Exercise requirements:
Pictures aside, return all of the records exactly as they stand.

Data for this task START

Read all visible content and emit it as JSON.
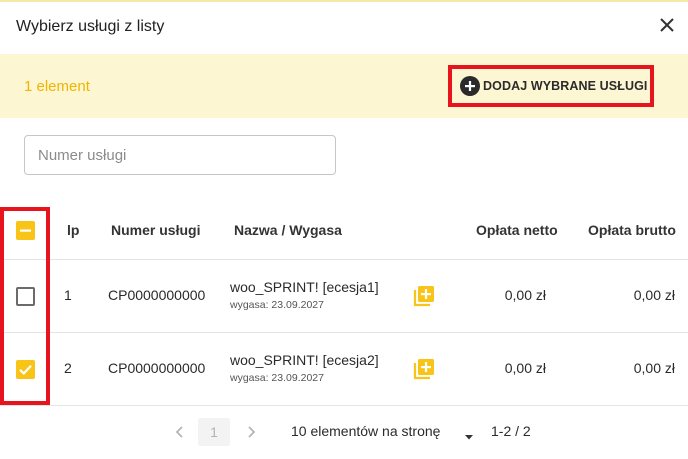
{
  "dialog": {
    "title": "Wybierz usługi z listy"
  },
  "banner": {
    "count_label": "1 element",
    "add_button_label": "DODAJ WYBRANE USŁUGI"
  },
  "search": {
    "placeholder": "Numer usługi",
    "value": ""
  },
  "table": {
    "headers": {
      "lp": "lp",
      "number": "Numer usługi",
      "name": "Nazwa / Wygasa",
      "net": "Opłata netto",
      "gross": "Opłata brutto"
    },
    "header_checkbox_state": "indeterminate",
    "rows": [
      {
        "checked": false,
        "lp": "1",
        "number": "CP0000000000",
        "name": "woo_SPRINT! [ecesja1]",
        "expires": "wygasa: 23.09.2027",
        "net": "0,00 zł",
        "gross": "0,00 zł"
      },
      {
        "checked": true,
        "lp": "2",
        "number": "CP0000000000",
        "name": "woo_SPRINT! [ecesja2]",
        "expires": "wygasa: 23.09.2027",
        "net": "0,00 zł",
        "gross": "0,00 zł"
      }
    ]
  },
  "pagination": {
    "current_page": "1",
    "per_page_label": "10 elementów na stronę",
    "range_label": "1-2 / 2"
  },
  "icons": {
    "close": "close-icon",
    "add": "plus-circle-icon",
    "copy": "add-to-library-icon",
    "prev": "chevron-left-icon",
    "next": "chevron-right-icon",
    "dropdown": "caret-down-icon"
  },
  "colors": {
    "accent_yellow": "#f8c417",
    "banner_background": "#fdf6d3",
    "count_text": "#f2b400",
    "highlight_red": "#e8141d"
  }
}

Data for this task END

Problem solution:
Read all visible content and emit it as JSON.
{
  "dialog": {
    "title": "Wybierz usługi z listy"
  },
  "banner": {
    "count_label": "1 element",
    "add_button_label": "DODAJ WYBRANE USŁUGI"
  },
  "search": {
    "placeholder": "Numer usługi",
    "value": ""
  },
  "table": {
    "headers": {
      "lp": "lp",
      "number": "Numer usługi",
      "name": "Nazwa / Wygasa",
      "net": "Opłata netto",
      "gross": "Opłata brutto"
    },
    "header_checkbox_state": "indeterminate",
    "rows": [
      {
        "checked": false,
        "lp": "1",
        "number": "CP0000000000",
        "name": "woo_SPRINT! [ecesja1]",
        "expires": "wygasa: 23.09.2027",
        "net": "0,00 zł",
        "gross": "0,00 zł"
      },
      {
        "checked": true,
        "lp": "2",
        "number": "CP0000000000",
        "name": "woo_SPRINT! [ecesja2]",
        "expires": "wygasa: 23.09.2027",
        "net": "0,00 zł",
        "gross": "0,00 zł"
      }
    ]
  },
  "pagination": {
    "current_page": "1",
    "per_page_label": "10 elementów na stronę",
    "range_label": "1-2 / 2"
  },
  "icons": {
    "close": "close-icon",
    "add": "plus-circle-icon",
    "copy": "add-to-library-icon",
    "prev": "chevron-left-icon",
    "next": "chevron-right-icon",
    "dropdown": "caret-down-icon"
  },
  "colors": {
    "accent_yellow": "#f8c417",
    "banner_background": "#fdf6d3",
    "count_text": "#f2b400",
    "highlight_red": "#e8141d"
  }
}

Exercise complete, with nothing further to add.